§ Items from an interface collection
- - -

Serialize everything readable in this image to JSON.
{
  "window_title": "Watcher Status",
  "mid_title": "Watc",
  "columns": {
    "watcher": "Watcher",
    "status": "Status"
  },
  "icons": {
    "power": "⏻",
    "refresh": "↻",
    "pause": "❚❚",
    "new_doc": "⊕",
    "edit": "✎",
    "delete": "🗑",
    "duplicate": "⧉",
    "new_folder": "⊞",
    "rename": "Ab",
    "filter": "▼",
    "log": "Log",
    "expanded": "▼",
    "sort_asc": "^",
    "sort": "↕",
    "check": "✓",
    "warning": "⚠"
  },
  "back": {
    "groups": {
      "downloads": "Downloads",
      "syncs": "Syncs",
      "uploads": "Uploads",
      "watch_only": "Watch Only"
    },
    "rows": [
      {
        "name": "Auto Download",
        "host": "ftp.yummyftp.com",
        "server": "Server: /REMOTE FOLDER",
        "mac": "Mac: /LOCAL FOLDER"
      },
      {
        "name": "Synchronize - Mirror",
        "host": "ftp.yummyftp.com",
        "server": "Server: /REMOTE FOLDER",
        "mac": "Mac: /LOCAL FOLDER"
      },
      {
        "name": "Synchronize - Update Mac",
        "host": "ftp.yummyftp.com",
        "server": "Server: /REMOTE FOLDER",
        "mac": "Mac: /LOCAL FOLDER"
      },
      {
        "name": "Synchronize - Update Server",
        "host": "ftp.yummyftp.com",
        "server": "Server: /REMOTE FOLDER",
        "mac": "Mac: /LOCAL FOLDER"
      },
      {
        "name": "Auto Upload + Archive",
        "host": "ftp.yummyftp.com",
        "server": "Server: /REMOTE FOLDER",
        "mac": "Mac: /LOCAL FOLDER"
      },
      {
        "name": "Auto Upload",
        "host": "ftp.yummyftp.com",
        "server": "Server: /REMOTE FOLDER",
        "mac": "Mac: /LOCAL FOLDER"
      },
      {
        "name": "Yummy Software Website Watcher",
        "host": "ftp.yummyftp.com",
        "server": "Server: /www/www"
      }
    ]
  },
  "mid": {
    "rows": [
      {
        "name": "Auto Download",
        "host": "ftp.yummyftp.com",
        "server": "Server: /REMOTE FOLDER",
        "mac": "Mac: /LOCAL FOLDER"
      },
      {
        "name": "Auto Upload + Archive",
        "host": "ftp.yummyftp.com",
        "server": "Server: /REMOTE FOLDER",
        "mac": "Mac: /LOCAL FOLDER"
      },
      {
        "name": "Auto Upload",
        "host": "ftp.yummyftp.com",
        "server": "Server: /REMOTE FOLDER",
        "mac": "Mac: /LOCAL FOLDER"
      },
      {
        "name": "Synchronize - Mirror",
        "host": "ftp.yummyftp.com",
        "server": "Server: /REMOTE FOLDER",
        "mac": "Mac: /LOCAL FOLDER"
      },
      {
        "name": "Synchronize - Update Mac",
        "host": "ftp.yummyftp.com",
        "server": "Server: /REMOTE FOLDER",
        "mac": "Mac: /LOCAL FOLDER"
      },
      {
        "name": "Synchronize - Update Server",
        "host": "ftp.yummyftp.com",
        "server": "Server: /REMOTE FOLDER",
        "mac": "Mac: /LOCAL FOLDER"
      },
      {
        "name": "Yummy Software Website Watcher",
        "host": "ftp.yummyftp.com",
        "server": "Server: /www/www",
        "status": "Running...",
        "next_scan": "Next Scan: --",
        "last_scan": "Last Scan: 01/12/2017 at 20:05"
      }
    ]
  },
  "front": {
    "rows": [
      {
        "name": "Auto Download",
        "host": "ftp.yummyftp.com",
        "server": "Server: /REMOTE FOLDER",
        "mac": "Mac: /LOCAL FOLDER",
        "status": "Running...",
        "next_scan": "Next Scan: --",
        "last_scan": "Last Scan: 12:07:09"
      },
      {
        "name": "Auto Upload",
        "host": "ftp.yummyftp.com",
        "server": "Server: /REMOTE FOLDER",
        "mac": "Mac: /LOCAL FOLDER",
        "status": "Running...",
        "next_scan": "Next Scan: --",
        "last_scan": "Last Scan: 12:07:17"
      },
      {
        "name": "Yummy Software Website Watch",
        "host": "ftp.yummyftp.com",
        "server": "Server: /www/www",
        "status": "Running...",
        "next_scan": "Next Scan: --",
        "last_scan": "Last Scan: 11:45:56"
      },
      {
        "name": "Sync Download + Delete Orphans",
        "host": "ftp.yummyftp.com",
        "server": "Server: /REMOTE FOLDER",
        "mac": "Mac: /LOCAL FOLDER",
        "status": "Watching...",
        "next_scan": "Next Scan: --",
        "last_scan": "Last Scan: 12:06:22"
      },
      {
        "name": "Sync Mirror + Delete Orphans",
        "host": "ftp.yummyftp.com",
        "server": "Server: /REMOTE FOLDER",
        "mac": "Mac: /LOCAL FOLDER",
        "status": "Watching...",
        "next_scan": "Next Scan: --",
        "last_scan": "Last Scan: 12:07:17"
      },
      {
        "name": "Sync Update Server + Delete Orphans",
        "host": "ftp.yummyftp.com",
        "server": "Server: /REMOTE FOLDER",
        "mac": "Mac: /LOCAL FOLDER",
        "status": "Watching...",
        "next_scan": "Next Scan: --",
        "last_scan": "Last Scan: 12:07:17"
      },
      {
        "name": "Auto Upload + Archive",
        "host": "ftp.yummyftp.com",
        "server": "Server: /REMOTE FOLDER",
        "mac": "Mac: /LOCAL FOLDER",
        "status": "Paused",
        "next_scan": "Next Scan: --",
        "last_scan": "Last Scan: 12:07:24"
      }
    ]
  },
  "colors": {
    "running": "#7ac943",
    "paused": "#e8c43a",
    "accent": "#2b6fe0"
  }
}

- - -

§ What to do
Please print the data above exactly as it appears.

§ The completed task
Serialize everything readable in this image to JSON.
{
  "window_title": "Watcher Status",
  "mid_title": "Watc",
  "columns": {
    "watcher": "Watcher",
    "status": "Status"
  },
  "icons": {
    "power": "⏻",
    "refresh": "↻",
    "pause": "❚❚",
    "new_doc": "⊕",
    "edit": "✎",
    "delete": "🗑",
    "duplicate": "⧉",
    "new_folder": "⊞",
    "rename": "Ab",
    "filter": "▼",
    "log": "Log",
    "expanded": "▼",
    "sort_asc": "^",
    "sort": "↕",
    "check": "✓",
    "warning": "⚠"
  },
  "back": {
    "groups": {
      "downloads": "Downloads",
      "syncs": "Syncs",
      "uploads": "Uploads",
      "watch_only": "Watch Only"
    },
    "rows": [
      {
        "name": "Auto Download",
        "host": "ftp.yummyftp.com",
        "server": "Server: /REMOTE FOLDER",
        "mac": "Mac: /LOCAL FOLDER"
      },
      {
        "name": "Synchronize - Mirror",
        "host": "ftp.yummyftp.com",
        "server": "Server: /REMOTE FOLDER",
        "mac": "Mac: /LOCAL FOLDER"
      },
      {
        "name": "Synchronize - Update Mac",
        "host": "ftp.yummyftp.com",
        "server": "Server: /REMOTE FOLDER",
        "mac": "Mac: /LOCAL FOLDER"
      },
      {
        "name": "Synchronize - Update Server",
        "host": "ftp.yummyftp.com",
        "server": "Server: /REMOTE FOLDER",
        "mac": "Mac: /LOCAL FOLDER"
      },
      {
        "name": "Auto Upload + Archive",
        "host": "ftp.yummyftp.com",
        "server": "Server: /REMOTE FOLDER",
        "mac": "Mac: /LOCAL FOLDER"
      },
      {
        "name": "Auto Upload",
        "host": "ftp.yummyftp.com",
        "server": "Server: /REMOTE FOLDER",
        "mac": "Mac: /LOCAL FOLDER"
      },
      {
        "name": "Yummy Software Website Watcher",
        "host": "ftp.yummyftp.com",
        "server": "Server: /www/www"
      }
    ]
  },
  "mid": {
    "rows": [
      {
        "name": "Auto Download",
        "host": "ftp.yummyftp.com",
        "server": "Server: /REMOTE FOLDER",
        "mac": "Mac: /LOCAL FOLDER"
      },
      {
        "name": "Auto Upload + Archive",
        "host": "ftp.yummyftp.com",
        "server": "Server: /REMOTE FOLDER",
        "mac": "Mac: /LOCAL FOLDER"
      },
      {
        "name": "Auto Upload",
        "host": "ftp.yummyftp.com",
        "server": "Server: /REMOTE FOLDER",
        "mac": "Mac: /LOCAL FOLDER"
      },
      {
        "name": "Synchronize - Mirror",
        "host": "ftp.yummyftp.com",
        "server": "Server: /REMOTE FOLDER",
        "mac": "Mac: /LOCAL FOLDER"
      },
      {
        "name": "Synchronize - Update Mac",
        "host": "ftp.yummyftp.com",
        "server": "Server: /REMOTE FOLDER",
        "mac": "Mac: /LOCAL FOLDER"
      },
      {
        "name": "Synchronize - Update Server",
        "host": "ftp.yummyftp.com",
        "server": "Server: /REMOTE FOLDER",
        "mac": "Mac: /LOCAL FOLDER"
      },
      {
        "name": "Yummy Software Website Watcher",
        "host": "ftp.yummyftp.com",
        "server": "Server: /www/www",
        "status": "Running...",
        "next_scan": "Next Scan: --",
        "last_scan": "Last Scan: 01/12/2017 at 20:05"
      }
    ]
  },
  "front": {
    "rows": [
      {
        "name": "Auto Download",
        "host": "ftp.yummyftp.com",
        "server": "Server: /REMOTE FOLDER",
        "mac": "Mac: /LOCAL FOLDER",
        "status": "Running...",
        "next_scan": "Next Scan: --",
        "last_scan": "Last Scan: 12:07:09"
      },
      {
        "name": "Auto Upload",
        "host": "ftp.yummyftp.com",
        "server": "Server: /REMOTE FOLDER",
        "mac": "Mac: /LOCAL FOLDER",
        "status": "Running...",
        "next_scan": "Next Scan: --",
        "last_scan": "Last Scan: 12:07:17"
      },
      {
        "name": "Yummy Software Website Watch",
        "host": "ftp.yummyftp.com",
        "server": "Server: /www/www",
        "status": "Running...",
        "next_scan": "Next Scan: --",
        "last_scan": "Last Scan: 11:45:56"
      },
      {
        "name": "Sync Download + Delete Orphans",
        "host": "ftp.yummyftp.com",
        "server": "Server: /REMOTE FOLDER",
        "mac": "Mac: /LOCAL FOLDER",
        "status": "Watching...",
        "next_scan": "Next Scan: --",
        "last_scan": "Last Scan: 12:06:22"
      },
      {
        "name": "Sync Mirror + Delete Orphans",
        "host": "ftp.yummyftp.com",
        "server": "Server: /REMOTE FOLDER",
        "mac": "Mac: /LOCAL FOLDER",
        "status": "Watching...",
        "next_scan": "Next Scan: --",
        "last_scan": "Last Scan: 12:07:17"
      },
      {
        "name": "Sync Update Server + Delete Orphans",
        "host": "ftp.yummyftp.com",
        "server": "Server: /REMOTE FOLDER",
        "mac": "Mac: /LOCAL FOLDER",
        "status": "Watching...",
        "next_scan": "Next Scan: --",
        "last_scan": "Last Scan: 12:07:17"
      },
      {
        "name": "Auto Upload + Archive",
        "host": "ftp.yummyftp.com",
        "server": "Server: /REMOTE FOLDER",
        "mac": "Mac: /LOCAL FOLDER",
        "status": "Paused",
        "next_scan": "Next Scan: --",
        "last_scan": "Last Scan: 12:07:24"
      }
    ]
  },
  "colors": {
    "running": "#7ac943",
    "paused": "#e8c43a",
    "accent": "#2b6fe0"
  }
}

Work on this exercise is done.